I have great difficulty learning phrasal verbs and let me know how you take it to store, to memorize all these verbs or most common.
Do you have any advice, tips or whatever. I wish I could live without it, and use the corresponding verb but it seems that in the current language, phrasal verbs are used very often.
Yes, the phrasal verbs, or the multi-part verbs, are the most difficult topic in the English Grammar.
Two points are especially complicated:
- They often have too many meanings
- The meanings of the same phrasal verbs can be quite different in differfent areas of English: in the UK, in the US, in Australia etc.
My recommendation is - don’t try to learn all phrasal verbs, it’s impossible.
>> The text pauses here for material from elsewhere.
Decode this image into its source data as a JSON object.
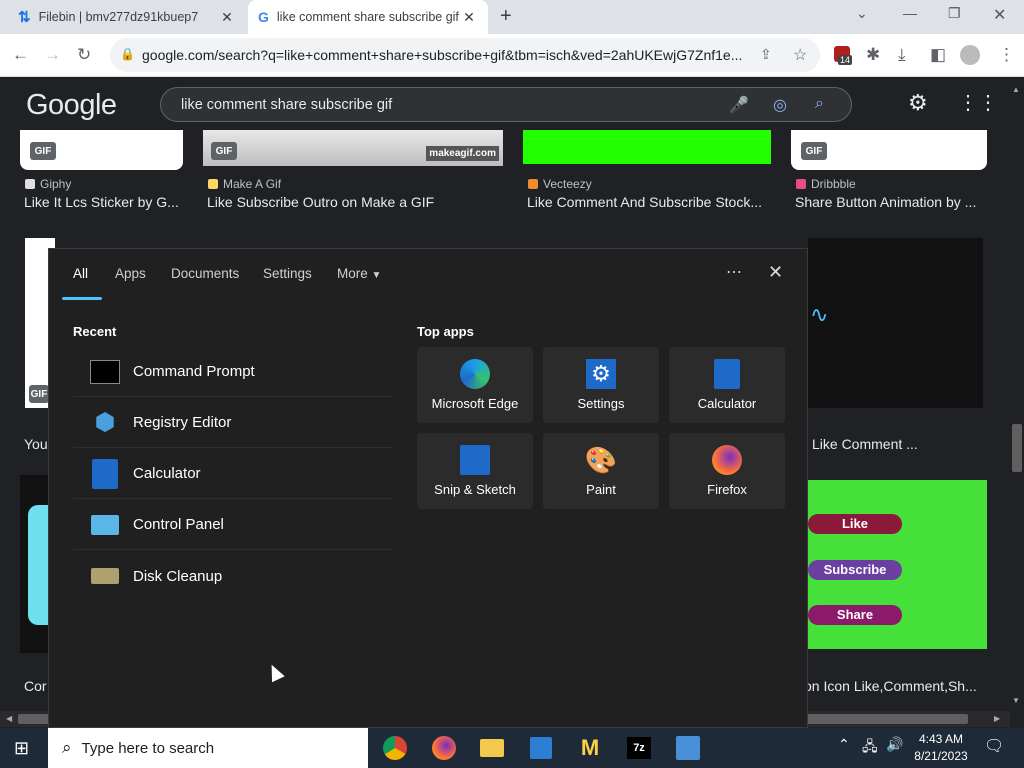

Learn only such phrasal verbs and only such meanings of these verbs that you meet in the text or hear in the conversations many times.
For example “look for”. It means "search’, but the most native speakers use ‘to look for’, not ‘to search’ (at least in the conversation)
The phrasal verbs that you meet rarely you can ignore up to a quite high level of the language acquiring.
I cannot come up with any ideas. I cannot put up with the excessive dependence of the English language on phrasal verbs.
I would treat each phrasal verb as a new verb to learn. Google to find lists of phrasal verbs on the Internet. Here is an example. An Extensive List of Phrasal Verbs | Common Phrasal Verbs
Then import the list into LingQ and go through it as a lesson, saving phrasal verbs, highlighting and creating a LingQ for each one. You may even want to tag some of them and group them for later review.
Creating LingQs of them will ensure that these phrasal verbs will appear highlighted in subsequent lessons. If you keep seeing them, and think of them as just new verbs that have to be learned, without worrying too much about their component parts, you will eventually get used to them.
In importing a list there may be formatting issues. If some words are squished together you may have to just “ignore” these or hit “X” on your keyboard. Good luck.
Heh. I have a similar issue with the dependence of Japanese on auxiliary verbs.
Actually, it’s even longer. I have a book about phrasal verbs. This book has 600 pages with a lot of examples.
But as I said before: nobody needs to learn them all!..
Learn only the most popular that you can find many times in the books or in the conversations with native speakers.
Evgueny, can I have a name of this book? 600 pages it sounds amazingly.
I don’t think that it is so necessary for you. Maybe it can be useful sometimes for teachers. But if you would like to know:
English-Russian dictionary of Verbal Collocations, edited by E. Mednikova, 668 pages, 1044 phrasal verbs with a lot of examples, Moscow 1990
I think the more useful can be for you:
The Advanced Learner’s Dictionary of Current English by A.S.Hornby, E.V. Gatenby, H. Wakefield, in 3 books, Oxford, different years of the edition.
It consists not only the verbs, but there are a lot of phrasal verbs as well.
Thank you all for your responses and to Steve for this useful link.